* _Work to be completed_
Look through the data below for the string "green", and copy every line where it turns up.

* _Material provided_
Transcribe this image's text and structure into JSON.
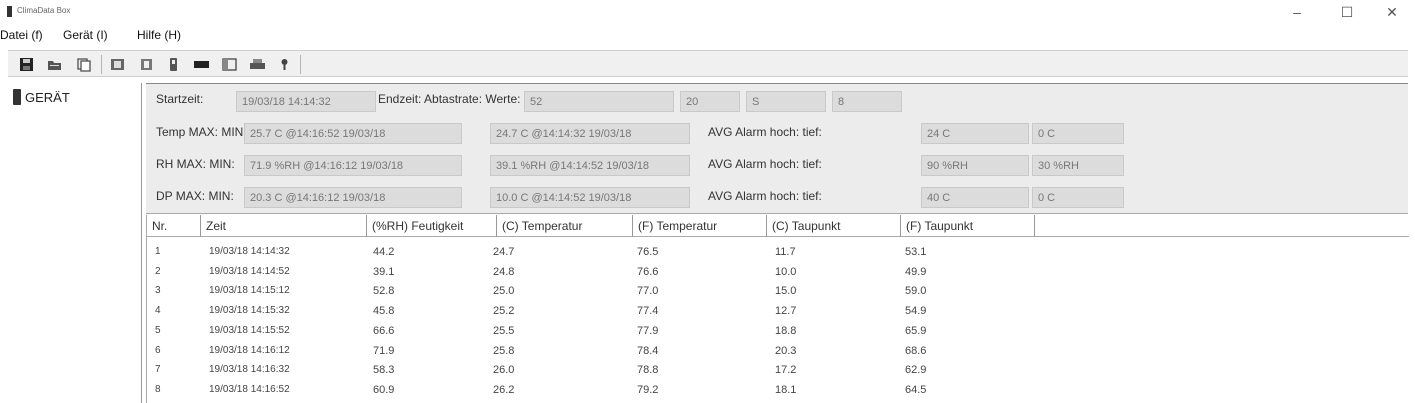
{
  "window": {
    "title": "ClimaData Box",
    "controls": [
      "–",
      "☐",
      "✕"
    ]
  },
  "menu": [
    "Datei (f)",
    "Gerät (I)",
    "Hilfe (H)"
  ],
  "toolbar": {
    "icons": [
      "save-icon",
      "open-icon",
      "copy-icon",
      "export-icon",
      "import-icon",
      "logger-icon",
      "battery-icon",
      "window-icon",
      "print-icon",
      "info-icon"
    ]
  },
  "tree": {
    "device_label": "GERÄT"
  },
  "info": {
    "startzeit_label": "Startzeit:",
    "startzeit_value": "19/03/18 14:14:32",
    "endzeit_label": "Endzeit: Abtastrate: Werte:",
    "endzeit_value": "52",
    "abtastrate_value": "20",
    "abtastrate_unit": "S",
    "werte_value": "8",
    "temp": {
      "label": "Temp MAX: MIN:",
      "max": "25.7 C @14:16:52 19/03/18",
      "min": "24.7 C @14:14:32 19/03/18",
      "alarm_label": "AVG Alarm hoch: tief:",
      "alarm_high": "24 C",
      "alarm_low": "0 C"
    },
    "rh": {
      "label": "RH MAX: MIN:",
      "max": "71.9 %RH @14:16:12 19/03/18",
      "min": "39.1 %RH @14:14:52 19/03/18",
      "alarm_label": "AVG Alarm hoch: tief:",
      "alarm_high": "90 %RH",
      "alarm_low": "30 %RH"
    },
    "dp": {
      "label": "DP MAX: MIN:",
      "max": "20.3 C @14:16:12 19/03/18",
      "min": "10.0 C @14:14:52 19/03/18",
      "alarm_label": "AVG Alarm hoch: tief:",
      "alarm_high": "40 C",
      "alarm_low": "0 C"
    }
  },
  "table": {
    "headers": [
      "Nr.",
      "Zeit",
      "(%RH) Feutigkeit",
      "(C) Temperatur",
      "(F) Temperatur",
      "(C) Taupunkt",
      "(F) Taupunkt"
    ],
    "rows": [
      [
        "1",
        "19/03/18 14:14:32",
        "44.2",
        "24.7",
        "76.5",
        "11.7",
        "53.1"
      ],
      [
        "2",
        "19/03/18 14:14:52",
        "39.1",
        "24.8",
        "76.6",
        "10.0",
        "49.9"
      ],
      [
        "3",
        "19/03/18 14:15:12",
        "52.8",
        "25.0",
        "77.0",
        "15.0",
        "59.0"
      ],
      [
        "4",
        "19/03/18 14:15:32",
        "45.8",
        "25.2",
        "77.4",
        "12.7",
        "54.9"
      ],
      [
        "5",
        "19/03/18 14:15:52",
        "66.6",
        "25.5",
        "77.9",
        "18.8",
        "65.9"
      ],
      [
        "6",
        "19/03/18 14:16:12",
        "71.9",
        "25.8",
        "78.4",
        "20.3",
        "68.6"
      ],
      [
        "7",
        "19/03/18 14:16:32",
        "58.3",
        "26.0",
        "78.8",
        "17.2",
        "62.9"
      ],
      [
        "8",
        "19/03/18 14:16:52",
        "60.9",
        "26.2",
        "79.2",
        "18.1",
        "64.5"
      ]
    ]
  }
}
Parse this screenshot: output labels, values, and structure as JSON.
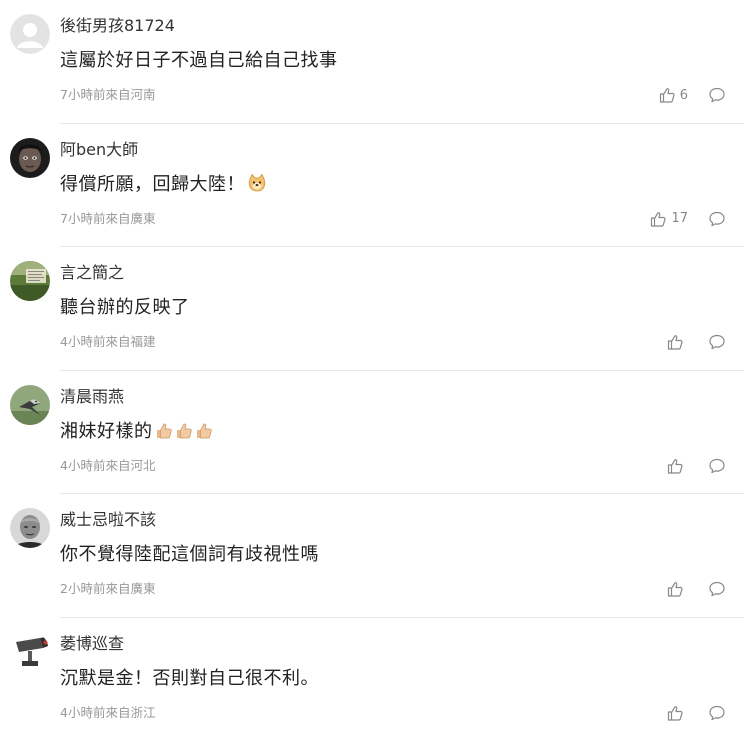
{
  "comments": [
    {
      "username": "後街男孩81724",
      "text": "這屬於好日子不過自己給自己找事",
      "meta": "7小時前來自河南",
      "likes": "6",
      "avatar": "default-gray-avatar",
      "emoji": ""
    },
    {
      "username": "阿ben大師",
      "text": "得償所願，回歸大陸！",
      "meta": "7小時前來自廣東",
      "likes": "17",
      "avatar": "dark-face-photo-avatar",
      "emoji": "doge-emoji"
    },
    {
      "username": "言之簡之",
      "text": "聽台辦的反映了",
      "meta": "4小時前來自福建",
      "likes": "",
      "avatar": "green-landscape-avatar",
      "emoji": ""
    },
    {
      "username": "清晨雨燕",
      "text": "湘妹好樣的",
      "meta": "4小時前來自河北",
      "likes": "",
      "avatar": "bird-on-green-avatar",
      "emoji": "thumbs-up-emoji-x3"
    },
    {
      "username": "威士忌啦不該",
      "text": "你不覺得陸配這個詞有歧視性嗎",
      "meta": "2小時前來自廣東",
      "likes": "",
      "avatar": "bald-man-photo-avatar",
      "emoji": ""
    },
    {
      "username": "萎博巡查",
      "text": "沉默是金！否則對自己很不利。",
      "meta": "4小時前來自浙江",
      "likes": "",
      "avatar": "cctv-camera-avatar",
      "emoji": ""
    }
  ],
  "colors": {
    "meta_text": "#999999",
    "divider": "#e8e8e8",
    "icon_stroke": "#888888"
  }
}
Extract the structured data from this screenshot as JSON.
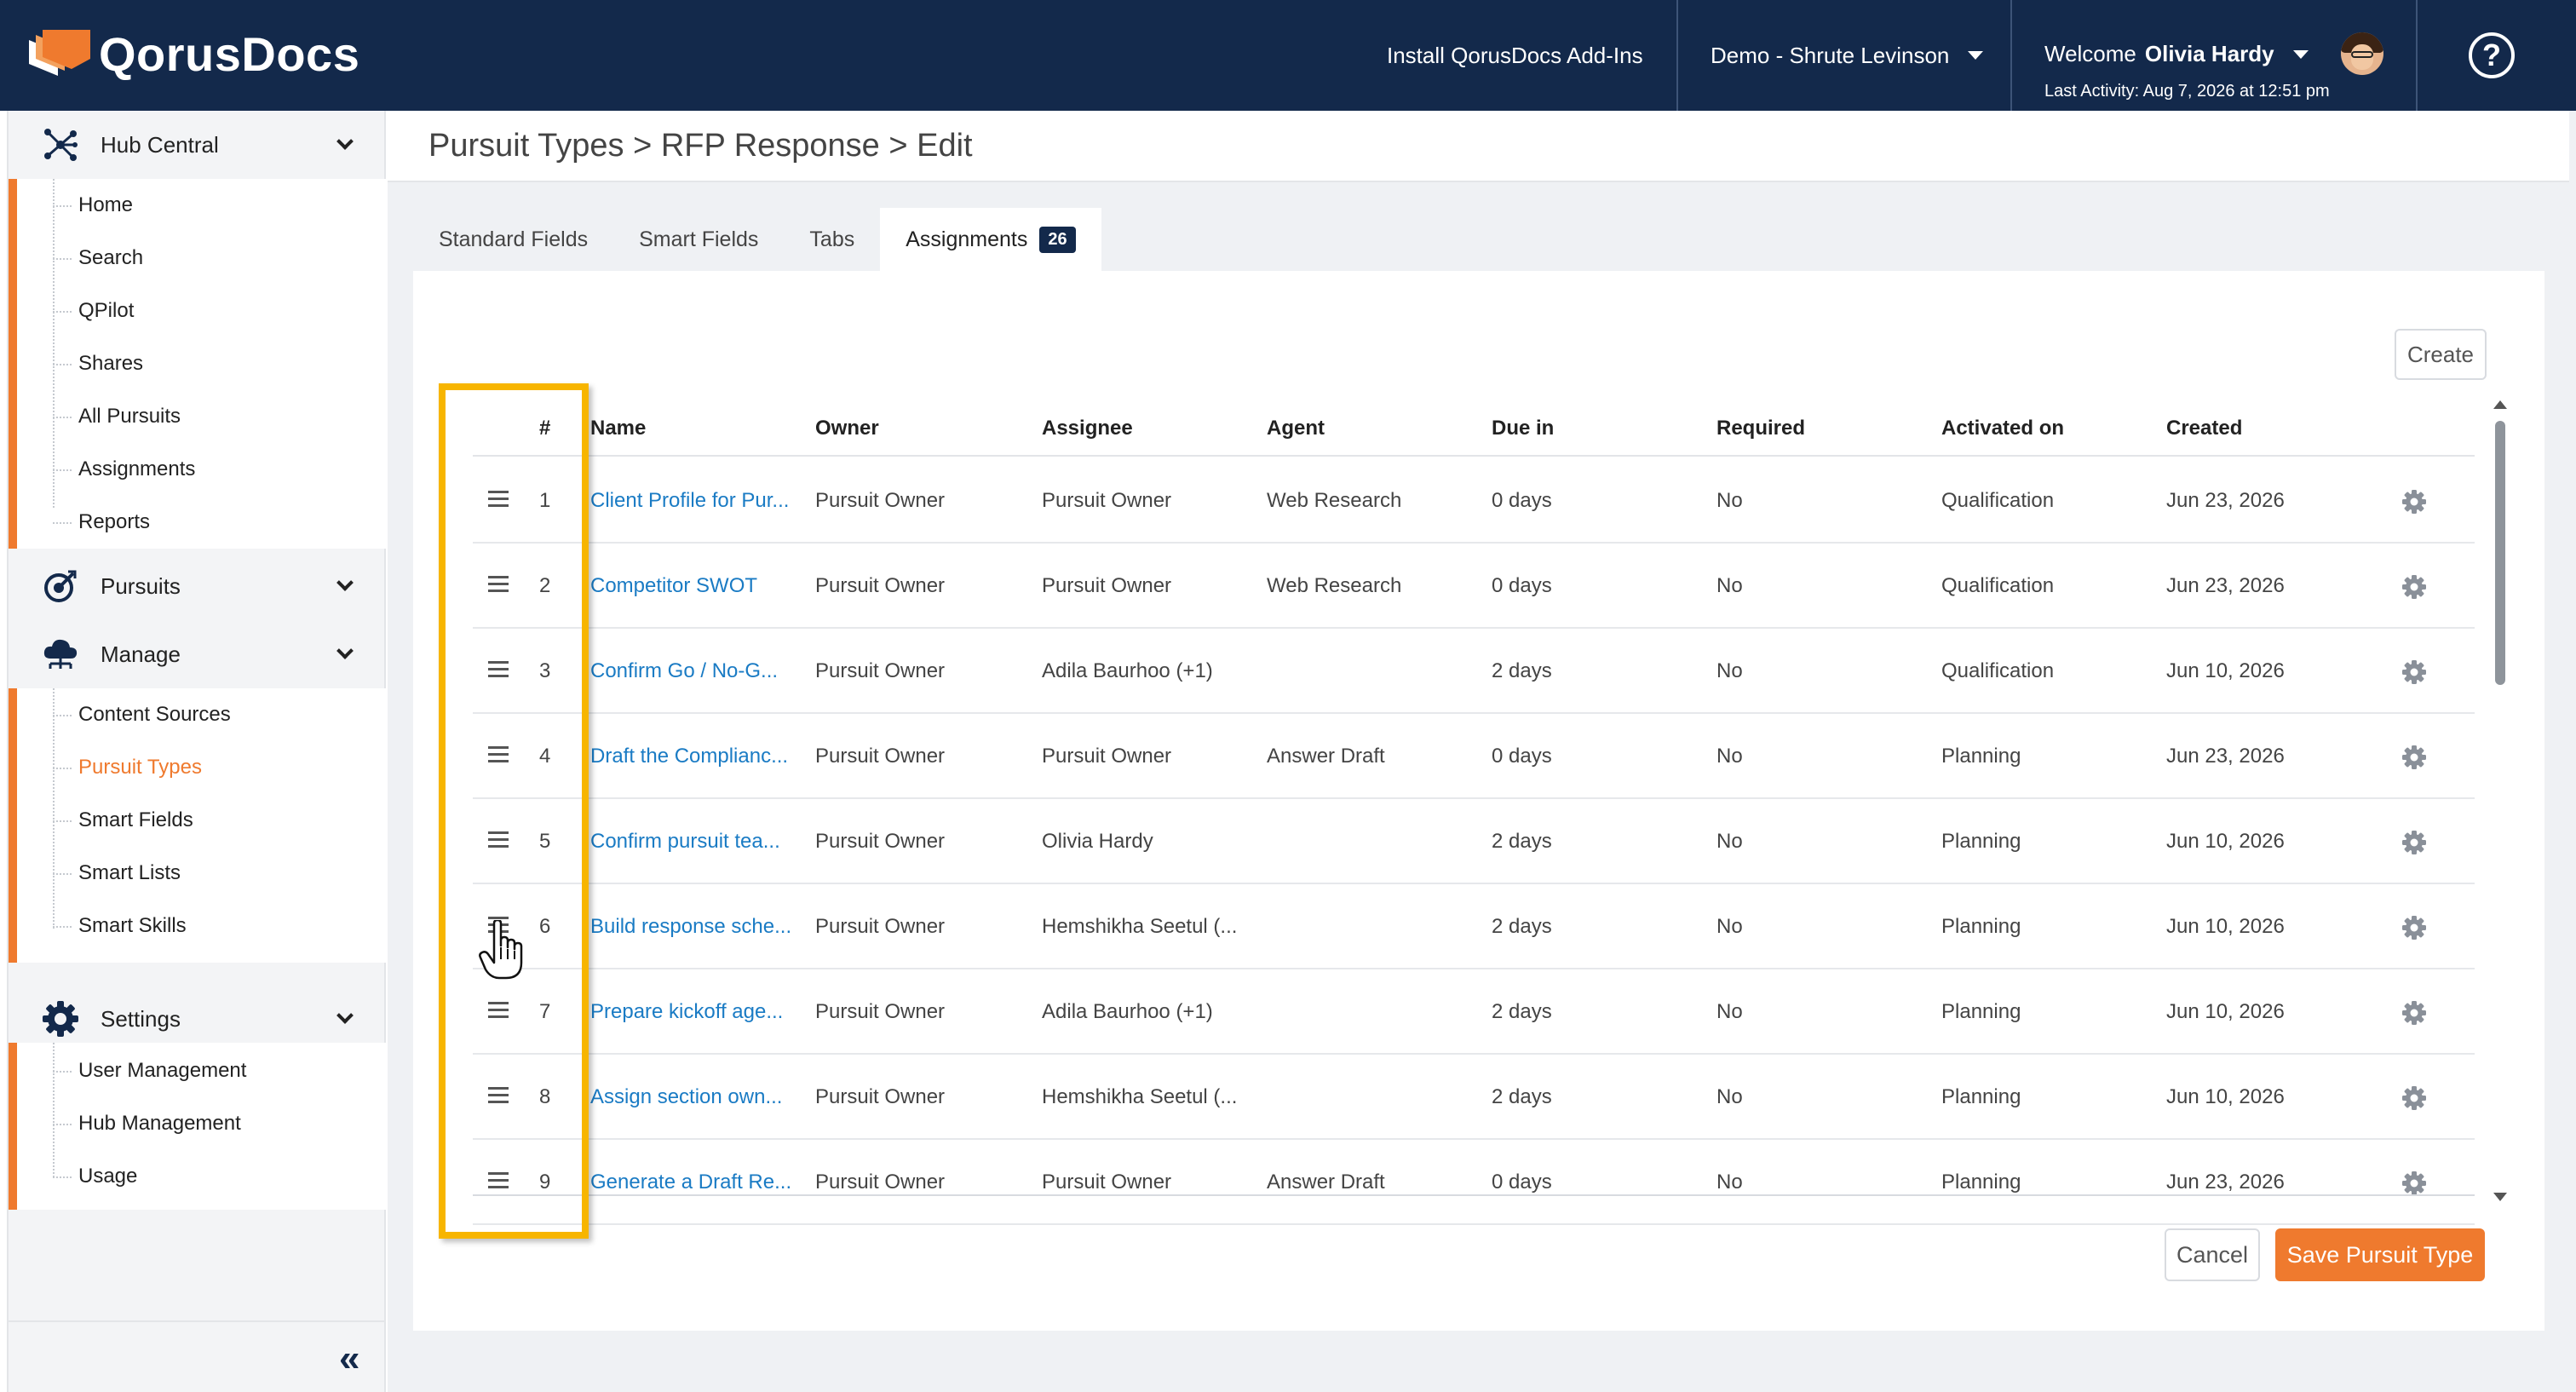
{
  "app": {
    "logo_text": "QorusDocs"
  },
  "header": {
    "install_link": "Install QorusDocs Add-Ins",
    "workspace": "Demo - Shrute Levinson",
    "welcome_prefix": "Welcome",
    "user_name": "Olivia Hardy",
    "last_activity": "Last Activity: Aug 7, 2026 at 12:51 pm",
    "help_glyph": "?"
  },
  "sidebar": {
    "groups": [
      {
        "label": "Hub Central",
        "icon": "hub-icon"
      },
      {
        "label": "Pursuits",
        "icon": "target-icon"
      },
      {
        "label": "Manage",
        "icon": "cloud-icon"
      },
      {
        "label": "Settings",
        "icon": "gear-icon"
      }
    ],
    "hub_items": [
      "Home",
      "Search",
      "QPilot",
      "Shares",
      "All Pursuits",
      "Assignments",
      "Reports"
    ],
    "manage_items": [
      "Content Sources",
      "Pursuit Types",
      "Smart Fields",
      "Smart Lists",
      "Smart Skills"
    ],
    "settings_items": [
      "User Management",
      "Hub Management",
      "Usage"
    ],
    "collapse_glyph": "«"
  },
  "breadcrumb": "Pursuit Types > RFP Response > Edit",
  "tabs": {
    "standard": "Standard Fields",
    "smart": "Smart Fields",
    "tabs": "Tabs",
    "assignments": "Assignments",
    "assignments_count": "26"
  },
  "buttons": {
    "create": "Create",
    "cancel": "Cancel",
    "save": "Save Pursuit Type"
  },
  "table": {
    "headers": {
      "num": "#",
      "name": "Name",
      "owner": "Owner",
      "assignee": "Assignee",
      "agent": "Agent",
      "due": "Due in",
      "required": "Required",
      "activated": "Activated on",
      "created": "Created"
    },
    "rows": [
      {
        "num": "1",
        "name": "Client Profile for Pur...",
        "owner": "Pursuit Owner",
        "assignee": "Pursuit Owner",
        "agent": "Web Research",
        "due": "0 days",
        "required": "No",
        "activated": "Qualification",
        "created": "Jun 23, 2026"
      },
      {
        "num": "2",
        "name": "Competitor SWOT",
        "owner": "Pursuit Owner",
        "assignee": "Pursuit Owner",
        "agent": "Web Research",
        "due": "0 days",
        "required": "No",
        "activated": "Qualification",
        "created": "Jun 23, 2026"
      },
      {
        "num": "3",
        "name": "Confirm Go / No-G...",
        "owner": "Pursuit Owner",
        "assignee": "Adila Baurhoo (+1)",
        "agent": "",
        "due": "2 days",
        "required": "No",
        "activated": "Qualification",
        "created": "Jun 10, 2026"
      },
      {
        "num": "4",
        "name": "Draft the Complianc...",
        "owner": "Pursuit Owner",
        "assignee": "Pursuit Owner",
        "agent": "Answer Draft",
        "due": "0 days",
        "required": "No",
        "activated": "Planning",
        "created": "Jun 23, 2026"
      },
      {
        "num": "5",
        "name": "Confirm pursuit tea...",
        "owner": "Pursuit Owner",
        "assignee": "Olivia Hardy",
        "agent": "",
        "due": "2 days",
        "required": "No",
        "activated": "Planning",
        "created": "Jun 10, 2026"
      },
      {
        "num": "6",
        "name": "Build response sche...",
        "owner": "Pursuit Owner",
        "assignee": "Hemshikha Seetul (...",
        "agent": "",
        "due": "2 days",
        "required": "No",
        "activated": "Planning",
        "created": "Jun 10, 2026"
      },
      {
        "num": "7",
        "name": "Prepare kickoff age...",
        "owner": "Pursuit Owner",
        "assignee": "Adila Baurhoo (+1)",
        "agent": "",
        "due": "2 days",
        "required": "No",
        "activated": "Planning",
        "created": "Jun 10, 2026"
      },
      {
        "num": "8",
        "name": "Assign section own...",
        "owner": "Pursuit Owner",
        "assignee": "Hemshikha Seetul (...",
        "agent": "",
        "due": "2 days",
        "required": "No",
        "activated": "Planning",
        "created": "Jun 10, 2026"
      },
      {
        "num": "9",
        "name": "Generate a Draft Re...",
        "owner": "Pursuit Owner",
        "assignee": "Pursuit Owner",
        "agent": "Answer Draft",
        "due": "0 days",
        "required": "No",
        "activated": "Planning",
        "created": "Jun 23, 2026"
      }
    ]
  },
  "colors": {
    "header_bg": "#13294b",
    "accent": "#ef7a2e",
    "link": "#1a7bc4",
    "highlight": "#f7b500"
  }
}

* _Solution_
      "avatar": "green-landscape-avatar",
      "avatar": "bird-on-green-avatar",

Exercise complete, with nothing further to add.